TASK GOAL>
From the entries below, copy every line holding the word "订单日期".

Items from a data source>
*** Block opens ***

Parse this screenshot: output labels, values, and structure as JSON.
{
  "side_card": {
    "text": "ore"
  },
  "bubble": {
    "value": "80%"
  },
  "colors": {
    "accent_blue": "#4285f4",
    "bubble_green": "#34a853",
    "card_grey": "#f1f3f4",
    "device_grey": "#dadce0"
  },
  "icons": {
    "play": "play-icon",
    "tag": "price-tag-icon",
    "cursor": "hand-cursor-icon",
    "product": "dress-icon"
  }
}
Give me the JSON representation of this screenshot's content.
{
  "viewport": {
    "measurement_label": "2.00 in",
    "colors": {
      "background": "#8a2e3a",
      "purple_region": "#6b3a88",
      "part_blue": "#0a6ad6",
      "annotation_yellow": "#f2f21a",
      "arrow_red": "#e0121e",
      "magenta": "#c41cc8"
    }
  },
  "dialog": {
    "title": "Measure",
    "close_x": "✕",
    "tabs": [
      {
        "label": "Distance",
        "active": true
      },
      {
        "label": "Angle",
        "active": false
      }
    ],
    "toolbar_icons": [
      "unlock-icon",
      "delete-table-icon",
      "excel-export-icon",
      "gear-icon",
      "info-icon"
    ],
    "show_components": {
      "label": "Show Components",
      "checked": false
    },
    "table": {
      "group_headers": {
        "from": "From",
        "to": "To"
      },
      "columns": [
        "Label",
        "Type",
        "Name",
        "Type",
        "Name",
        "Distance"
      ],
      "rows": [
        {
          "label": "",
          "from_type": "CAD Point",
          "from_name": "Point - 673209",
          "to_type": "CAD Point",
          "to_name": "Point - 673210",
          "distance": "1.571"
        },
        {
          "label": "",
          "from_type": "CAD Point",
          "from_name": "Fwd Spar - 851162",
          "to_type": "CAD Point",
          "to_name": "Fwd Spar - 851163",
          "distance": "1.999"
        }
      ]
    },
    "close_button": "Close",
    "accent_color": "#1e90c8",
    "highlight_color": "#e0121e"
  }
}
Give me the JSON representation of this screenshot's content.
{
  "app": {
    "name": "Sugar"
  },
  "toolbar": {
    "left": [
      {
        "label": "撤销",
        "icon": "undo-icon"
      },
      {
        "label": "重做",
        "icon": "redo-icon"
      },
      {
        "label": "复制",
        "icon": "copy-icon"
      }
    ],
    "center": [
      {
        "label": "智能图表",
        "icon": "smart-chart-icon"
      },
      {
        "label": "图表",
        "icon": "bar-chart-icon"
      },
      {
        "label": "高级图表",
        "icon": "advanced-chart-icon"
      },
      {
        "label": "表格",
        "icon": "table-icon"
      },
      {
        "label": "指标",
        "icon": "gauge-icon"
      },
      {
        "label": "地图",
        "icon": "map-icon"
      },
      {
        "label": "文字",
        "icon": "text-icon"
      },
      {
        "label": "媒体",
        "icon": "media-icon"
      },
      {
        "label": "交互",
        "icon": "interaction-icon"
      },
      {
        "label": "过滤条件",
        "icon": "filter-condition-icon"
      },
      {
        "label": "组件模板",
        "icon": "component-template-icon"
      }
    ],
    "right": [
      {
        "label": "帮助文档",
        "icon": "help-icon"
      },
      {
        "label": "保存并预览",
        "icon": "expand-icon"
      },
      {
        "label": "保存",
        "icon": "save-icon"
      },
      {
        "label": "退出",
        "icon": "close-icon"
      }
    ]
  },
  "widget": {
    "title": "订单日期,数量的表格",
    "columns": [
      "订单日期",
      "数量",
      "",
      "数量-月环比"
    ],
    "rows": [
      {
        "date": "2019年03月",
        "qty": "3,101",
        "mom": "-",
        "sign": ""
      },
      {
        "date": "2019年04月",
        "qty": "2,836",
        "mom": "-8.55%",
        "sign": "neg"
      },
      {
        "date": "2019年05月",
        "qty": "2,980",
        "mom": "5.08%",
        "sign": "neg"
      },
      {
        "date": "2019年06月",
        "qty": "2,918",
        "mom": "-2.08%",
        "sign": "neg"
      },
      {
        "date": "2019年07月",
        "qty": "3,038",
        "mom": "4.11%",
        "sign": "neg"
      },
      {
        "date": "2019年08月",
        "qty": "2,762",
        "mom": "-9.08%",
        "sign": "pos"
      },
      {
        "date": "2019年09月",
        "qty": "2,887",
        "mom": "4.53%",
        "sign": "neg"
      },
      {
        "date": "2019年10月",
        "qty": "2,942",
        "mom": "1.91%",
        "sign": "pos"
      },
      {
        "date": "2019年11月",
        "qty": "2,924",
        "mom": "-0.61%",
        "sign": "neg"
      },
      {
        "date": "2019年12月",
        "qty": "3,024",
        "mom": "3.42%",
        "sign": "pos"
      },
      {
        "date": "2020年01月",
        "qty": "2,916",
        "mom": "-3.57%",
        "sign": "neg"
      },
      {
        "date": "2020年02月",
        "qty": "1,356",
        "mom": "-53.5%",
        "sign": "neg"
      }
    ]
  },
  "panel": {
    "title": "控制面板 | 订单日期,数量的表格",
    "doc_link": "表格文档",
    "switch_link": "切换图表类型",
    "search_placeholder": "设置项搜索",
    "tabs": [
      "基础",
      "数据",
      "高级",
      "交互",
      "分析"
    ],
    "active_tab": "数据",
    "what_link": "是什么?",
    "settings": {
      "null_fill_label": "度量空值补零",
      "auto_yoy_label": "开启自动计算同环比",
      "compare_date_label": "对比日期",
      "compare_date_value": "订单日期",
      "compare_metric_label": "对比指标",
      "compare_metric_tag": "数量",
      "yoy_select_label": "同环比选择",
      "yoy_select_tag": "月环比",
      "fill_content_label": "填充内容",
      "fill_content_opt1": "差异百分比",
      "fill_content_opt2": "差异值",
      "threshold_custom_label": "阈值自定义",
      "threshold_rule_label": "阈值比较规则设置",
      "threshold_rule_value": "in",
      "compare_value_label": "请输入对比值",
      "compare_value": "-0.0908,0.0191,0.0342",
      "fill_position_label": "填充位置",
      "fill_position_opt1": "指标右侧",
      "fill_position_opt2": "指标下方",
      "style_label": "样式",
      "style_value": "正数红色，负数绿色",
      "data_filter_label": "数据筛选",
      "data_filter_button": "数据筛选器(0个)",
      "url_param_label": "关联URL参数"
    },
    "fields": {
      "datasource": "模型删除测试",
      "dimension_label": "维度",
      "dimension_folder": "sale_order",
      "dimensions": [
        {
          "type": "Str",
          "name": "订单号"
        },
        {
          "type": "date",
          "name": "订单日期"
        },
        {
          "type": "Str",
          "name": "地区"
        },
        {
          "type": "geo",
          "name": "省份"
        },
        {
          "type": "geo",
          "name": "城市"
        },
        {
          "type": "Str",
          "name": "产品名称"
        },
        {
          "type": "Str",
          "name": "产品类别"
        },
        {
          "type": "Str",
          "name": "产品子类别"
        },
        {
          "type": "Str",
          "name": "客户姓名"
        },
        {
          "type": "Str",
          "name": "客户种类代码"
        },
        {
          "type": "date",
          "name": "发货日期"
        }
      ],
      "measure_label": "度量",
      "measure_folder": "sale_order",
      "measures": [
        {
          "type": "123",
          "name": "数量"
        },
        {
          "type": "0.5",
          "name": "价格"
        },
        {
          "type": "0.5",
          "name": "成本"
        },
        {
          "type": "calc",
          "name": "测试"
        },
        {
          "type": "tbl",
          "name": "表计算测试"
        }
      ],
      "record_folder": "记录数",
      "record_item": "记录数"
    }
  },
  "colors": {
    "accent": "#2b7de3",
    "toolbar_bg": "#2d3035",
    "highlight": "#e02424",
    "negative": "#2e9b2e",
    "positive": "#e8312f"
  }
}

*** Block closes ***

SOLVED PROBLEM>
    "title": "订单日期,数量的表格",
      "订单日期",
    "title": "控制面板 | 订单日期,数量的表格",
      "compare_date_value": "订单日期",
          "name": "订单日期"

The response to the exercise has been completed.